**DIRECTIONS**
Would you write out the whole listing below exactly as given?

--- START ---

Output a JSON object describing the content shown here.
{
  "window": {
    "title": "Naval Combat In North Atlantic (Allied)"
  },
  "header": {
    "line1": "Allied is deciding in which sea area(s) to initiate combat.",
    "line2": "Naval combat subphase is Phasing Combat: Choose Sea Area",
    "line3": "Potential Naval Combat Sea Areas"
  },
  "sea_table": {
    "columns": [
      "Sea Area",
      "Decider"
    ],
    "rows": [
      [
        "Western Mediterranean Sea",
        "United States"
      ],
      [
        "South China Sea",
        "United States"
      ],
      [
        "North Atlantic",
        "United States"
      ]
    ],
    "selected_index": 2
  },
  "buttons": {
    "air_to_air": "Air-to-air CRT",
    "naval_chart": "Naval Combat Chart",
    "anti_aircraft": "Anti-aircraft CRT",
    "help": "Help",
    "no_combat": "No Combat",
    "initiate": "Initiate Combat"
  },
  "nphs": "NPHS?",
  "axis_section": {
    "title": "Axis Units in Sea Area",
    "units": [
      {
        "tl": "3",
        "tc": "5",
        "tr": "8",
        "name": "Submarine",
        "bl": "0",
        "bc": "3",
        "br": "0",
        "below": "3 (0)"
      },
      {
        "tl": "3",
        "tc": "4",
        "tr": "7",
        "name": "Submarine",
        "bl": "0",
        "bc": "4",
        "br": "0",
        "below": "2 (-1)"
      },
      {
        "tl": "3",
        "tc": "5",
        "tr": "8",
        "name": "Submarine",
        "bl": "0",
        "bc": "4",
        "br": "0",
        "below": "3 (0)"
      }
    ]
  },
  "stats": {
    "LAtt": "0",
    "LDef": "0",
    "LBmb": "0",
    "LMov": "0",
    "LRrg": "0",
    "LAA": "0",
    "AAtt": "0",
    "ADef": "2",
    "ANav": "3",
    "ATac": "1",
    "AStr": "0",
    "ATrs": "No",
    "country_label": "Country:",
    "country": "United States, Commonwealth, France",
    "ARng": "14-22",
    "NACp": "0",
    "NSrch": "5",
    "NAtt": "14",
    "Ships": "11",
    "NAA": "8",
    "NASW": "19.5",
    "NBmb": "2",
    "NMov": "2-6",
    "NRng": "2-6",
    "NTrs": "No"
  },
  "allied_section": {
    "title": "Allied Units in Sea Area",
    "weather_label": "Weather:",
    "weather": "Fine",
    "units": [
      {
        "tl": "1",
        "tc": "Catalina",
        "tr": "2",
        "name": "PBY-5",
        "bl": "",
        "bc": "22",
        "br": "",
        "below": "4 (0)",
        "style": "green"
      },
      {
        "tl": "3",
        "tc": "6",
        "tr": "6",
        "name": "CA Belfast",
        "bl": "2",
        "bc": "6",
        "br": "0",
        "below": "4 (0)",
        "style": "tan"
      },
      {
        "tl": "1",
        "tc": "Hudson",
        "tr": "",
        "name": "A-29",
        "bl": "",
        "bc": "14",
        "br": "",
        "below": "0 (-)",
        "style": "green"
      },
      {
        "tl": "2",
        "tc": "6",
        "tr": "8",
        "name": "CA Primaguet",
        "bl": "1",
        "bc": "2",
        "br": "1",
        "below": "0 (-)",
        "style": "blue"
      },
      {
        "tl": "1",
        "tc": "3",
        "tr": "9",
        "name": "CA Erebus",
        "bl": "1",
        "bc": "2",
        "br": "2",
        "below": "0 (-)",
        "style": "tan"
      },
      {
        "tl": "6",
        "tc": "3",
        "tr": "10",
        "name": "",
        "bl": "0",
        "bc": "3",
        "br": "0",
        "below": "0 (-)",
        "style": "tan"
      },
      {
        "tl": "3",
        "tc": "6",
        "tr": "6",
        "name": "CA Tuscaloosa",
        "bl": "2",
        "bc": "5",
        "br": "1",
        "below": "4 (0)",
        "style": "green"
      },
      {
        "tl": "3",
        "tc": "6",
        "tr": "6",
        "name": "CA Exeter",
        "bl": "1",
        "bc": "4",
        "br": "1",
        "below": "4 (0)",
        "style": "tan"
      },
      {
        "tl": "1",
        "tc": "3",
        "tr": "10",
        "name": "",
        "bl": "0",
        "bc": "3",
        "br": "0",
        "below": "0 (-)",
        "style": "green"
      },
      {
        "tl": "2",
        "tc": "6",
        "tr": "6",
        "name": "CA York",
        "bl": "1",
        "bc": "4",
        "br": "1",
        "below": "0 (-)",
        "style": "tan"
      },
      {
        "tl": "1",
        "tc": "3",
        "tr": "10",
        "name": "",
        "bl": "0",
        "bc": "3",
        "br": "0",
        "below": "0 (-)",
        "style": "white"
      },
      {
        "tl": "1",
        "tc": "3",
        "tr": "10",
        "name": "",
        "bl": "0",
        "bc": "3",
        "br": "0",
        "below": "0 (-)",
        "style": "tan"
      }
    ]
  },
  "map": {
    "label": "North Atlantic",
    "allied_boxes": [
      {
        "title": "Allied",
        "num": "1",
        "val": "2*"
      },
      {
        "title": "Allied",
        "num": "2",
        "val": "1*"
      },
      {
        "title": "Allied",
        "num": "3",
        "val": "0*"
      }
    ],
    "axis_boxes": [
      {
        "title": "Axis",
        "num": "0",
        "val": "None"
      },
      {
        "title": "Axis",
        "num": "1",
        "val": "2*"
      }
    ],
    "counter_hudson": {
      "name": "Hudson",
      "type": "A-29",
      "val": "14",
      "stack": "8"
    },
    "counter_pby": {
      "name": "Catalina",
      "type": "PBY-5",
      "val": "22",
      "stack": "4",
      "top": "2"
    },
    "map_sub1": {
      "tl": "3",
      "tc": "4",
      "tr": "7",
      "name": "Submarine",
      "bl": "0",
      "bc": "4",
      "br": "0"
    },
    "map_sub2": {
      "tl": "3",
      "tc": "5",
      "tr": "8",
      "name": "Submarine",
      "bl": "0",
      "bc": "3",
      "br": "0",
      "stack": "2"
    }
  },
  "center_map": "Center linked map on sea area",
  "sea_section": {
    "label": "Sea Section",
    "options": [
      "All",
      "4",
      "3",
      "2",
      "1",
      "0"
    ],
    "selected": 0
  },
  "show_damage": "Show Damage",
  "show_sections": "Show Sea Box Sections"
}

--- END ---

**RESPONSE TO THE TASK**
Output a JSON object describing the content shown here.
{
  "window": {
    "title": "Naval Combat In North Atlantic (Allied)"
  },
  "header": {
    "line1": "Allied is deciding in which sea area(s) to initiate combat.",
    "line2": "Naval combat subphase is Phasing Combat: Choose Sea Area",
    "line3": "Potential Naval Combat Sea Areas"
  },
  "sea_table": {
    "columns": [
      "Sea Area",
      "Decider"
    ],
    "rows": [
      [
        "Western Mediterranean Sea",
        "United States"
      ],
      [
        "South China Sea",
        "United States"
      ],
      [
        "North Atlantic",
        "United States"
      ]
    ],
    "selected_index": 2
  },
  "buttons": {
    "air_to_air": "Air-to-air CRT",
    "naval_chart": "Naval Combat Chart",
    "anti_aircraft": "Anti-aircraft CRT",
    "help": "Help",
    "no_combat": "No Combat",
    "initiate": "Initiate Combat"
  },
  "nphs": "NPHS?",
  "axis_section": {
    "title": "Axis Units in Sea Area",
    "units": [
      {
        "tl": "3",
        "tc": "5",
        "tr": "8",
        "name": "Submarine",
        "bl": "0",
        "bc": "3",
        "br": "0",
        "below": "3 (0)"
      },
      {
        "tl": "3",
        "tc": "4",
        "tr": "7",
        "name": "Submarine",
        "bl": "0",
        "bc": "4",
        "br": "0",
        "below": "2 (-1)"
      },
      {
        "tl": "3",
        "tc": "5",
        "tr": "8",
        "name": "Submarine",
        "bl": "0",
        "bc": "4",
        "br": "0",
        "below": "3 (0)"
      }
    ]
  },
  "stats": {
    "LAtt": "0",
    "LDef": "0",
    "LBmb": "0",
    "LMov": "0",
    "LRrg": "0",
    "LAA": "0",
    "AAtt": "0",
    "ADef": "2",
    "ANav": "3",
    "ATac": "1",
    "AStr": "0",
    "ATrs": "No",
    "country_label": "Country:",
    "country": "United States, Commonwealth, France",
    "ARng": "14-22",
    "NACp": "0",
    "NSrch": "5",
    "NAtt": "14",
    "Ships": "11",
    "NAA": "8",
    "NASW": "19.5",
    "NBmb": "2",
    "NMov": "2-6",
    "NRng": "2-6",
    "NTrs": "No"
  },
  "allied_section": {
    "title": "Allied Units in Sea Area",
    "weather_label": "Weather:",
    "weather": "Fine",
    "units": [
      {
        "tl": "1",
        "tc": "Catalina",
        "tr": "2",
        "name": "PBY-5",
        "bl": "",
        "bc": "22",
        "br": "",
        "below": "4 (0)",
        "style": "green"
      },
      {
        "tl": "3",
        "tc": "6",
        "tr": "6",
        "name": "CA Belfast",
        "bl": "2",
        "bc": "6",
        "br": "0",
        "below": "4 (0)",
        "style": "tan"
      },
      {
        "tl": "1",
        "tc": "Hudson",
        "tr": "",
        "name": "A-29",
        "bl": "",
        "bc": "14",
        "br": "",
        "below": "0 (-)",
        "style": "green"
      },
      {
        "tl": "2",
        "tc": "6",
        "tr": "8",
        "name": "CA Primaguet",
        "bl": "1",
        "bc": "2",
        "br": "1",
        "below": "0 (-)",
        "style": "blue"
      },
      {
        "tl": "1",
        "tc": "3",
        "tr": "9",
        "name": "CA Erebus",
        "bl": "1",
        "bc": "2",
        "br": "2",
        "below": "0 (-)",
        "style": "tan"
      },
      {
        "tl": "6",
        "tc": "3",
        "tr": "10",
        "name": "",
        "bl": "0",
        "bc": "3",
        "br": "0",
        "below": "0 (-)",
        "style": "tan"
      },
      {
        "tl": "3",
        "tc": "6",
        "tr": "6",
        "name": "CA Tuscaloosa",
        "bl": "2",
        "bc": "5",
        "br": "1",
        "below": "4 (0)",
        "style": "green"
      },
      {
        "tl": "3",
        "tc": "6",
        "tr": "6",
        "name": "CA Exeter",
        "bl": "1",
        "bc": "4",
        "br": "1",
        "below": "4 (0)",
        "style": "tan"
      },
      {
        "tl": "1",
        "tc": "3",
        "tr": "10",
        "name": "",
        "bl": "0",
        "bc": "3",
        "br": "0",
        "below": "0 (-)",
        "style": "green"
      },
      {
        "tl": "2",
        "tc": "6",
        "tr": "6",
        "name": "CA York",
        "bl": "1",
        "bc": "4",
        "br": "1",
        "below": "0 (-)",
        "style": "tan"
      },
      {
        "tl": "1",
        "tc": "3",
        "tr": "10",
        "name": "",
        "bl": "0",
        "bc": "3",
        "br": "0",
        "below": "0 (-)",
        "style": "white"
      },
      {
        "tl": "1",
        "tc": "3",
        "tr": "10",
        "name": "",
        "bl": "0",
        "bc": "3",
        "br": "0",
        "below": "0 (-)",
        "style": "tan"
      }
    ]
  },
  "map": {
    "label": "North Atlantic",
    "allied_boxes": [
      {
        "title": "Allied",
        "num": "1",
        "val": "2*"
      },
      {
        "title": "Allied",
        "num": "2",
        "val": "1*"
      },
      {
        "title": "Allied",
        "num": "3",
        "val": "0*"
      }
    ],
    "axis_boxes": [
      {
        "title": "Axis",
        "num": "0",
        "val": "None"
      },
      {
        "title": "Axis",
        "num": "1",
        "val": "2*"
      }
    ],
    "counter_hudson": {
      "name": "Hudson",
      "type": "A-29",
      "val": "14",
      "stack": "8"
    },
    "counter_pby": {
      "name": "Catalina",
      "type": "PBY-5",
      "val": "22",
      "stack": "4",
      "top": "2"
    },
    "map_sub1": {
      "tl": "3",
      "tc": "4",
      "tr": "7",
      "name": "Submarine",
      "bl": "0",
      "bc": "4",
      "br": "0"
    },
    "map_sub2": {
      "tl": "3",
      "tc": "5",
      "tr": "8",
      "name": "Submarine",
      "bl": "0",
      "bc": "3",
      "br": "0",
      "stack": "2"
    }
  },
  "center_map": "Center linked map on sea area",
  "sea_section": {
    "label": "Sea Section",
    "options": [
      "All",
      "4",
      "3",
      "2",
      "1",
      "0"
    ],
    "selected": 0
  },
  "show_damage": "Show Damage",
  "show_sections": "Show Sea Box Sections"
}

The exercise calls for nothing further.